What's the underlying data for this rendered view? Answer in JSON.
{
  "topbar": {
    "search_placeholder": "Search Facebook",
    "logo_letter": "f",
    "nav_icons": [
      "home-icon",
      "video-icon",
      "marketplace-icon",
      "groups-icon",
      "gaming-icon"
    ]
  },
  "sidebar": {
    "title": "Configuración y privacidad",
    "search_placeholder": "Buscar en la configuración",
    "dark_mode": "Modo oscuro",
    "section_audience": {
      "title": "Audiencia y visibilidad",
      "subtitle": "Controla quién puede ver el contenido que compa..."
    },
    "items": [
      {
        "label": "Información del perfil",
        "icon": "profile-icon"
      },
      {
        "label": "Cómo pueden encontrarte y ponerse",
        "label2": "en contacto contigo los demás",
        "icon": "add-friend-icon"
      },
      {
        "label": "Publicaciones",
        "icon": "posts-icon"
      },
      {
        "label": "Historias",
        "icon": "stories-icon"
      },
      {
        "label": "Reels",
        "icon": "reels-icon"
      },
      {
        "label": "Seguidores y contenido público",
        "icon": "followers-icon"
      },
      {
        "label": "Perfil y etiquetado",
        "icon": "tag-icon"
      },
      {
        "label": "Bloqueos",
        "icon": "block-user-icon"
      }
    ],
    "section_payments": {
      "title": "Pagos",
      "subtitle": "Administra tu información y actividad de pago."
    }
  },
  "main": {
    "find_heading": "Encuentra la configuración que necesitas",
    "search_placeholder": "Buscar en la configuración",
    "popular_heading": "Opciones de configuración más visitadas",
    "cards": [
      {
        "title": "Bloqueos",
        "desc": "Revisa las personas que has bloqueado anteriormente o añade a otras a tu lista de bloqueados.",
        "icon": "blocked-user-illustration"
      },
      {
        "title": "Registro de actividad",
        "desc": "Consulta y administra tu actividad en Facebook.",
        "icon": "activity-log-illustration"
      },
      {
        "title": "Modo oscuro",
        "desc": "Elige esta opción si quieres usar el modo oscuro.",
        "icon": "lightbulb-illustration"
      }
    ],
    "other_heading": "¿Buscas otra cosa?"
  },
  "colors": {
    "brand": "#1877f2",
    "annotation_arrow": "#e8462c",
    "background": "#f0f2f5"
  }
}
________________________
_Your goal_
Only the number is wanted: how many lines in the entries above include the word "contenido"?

_Answer to this problem_
2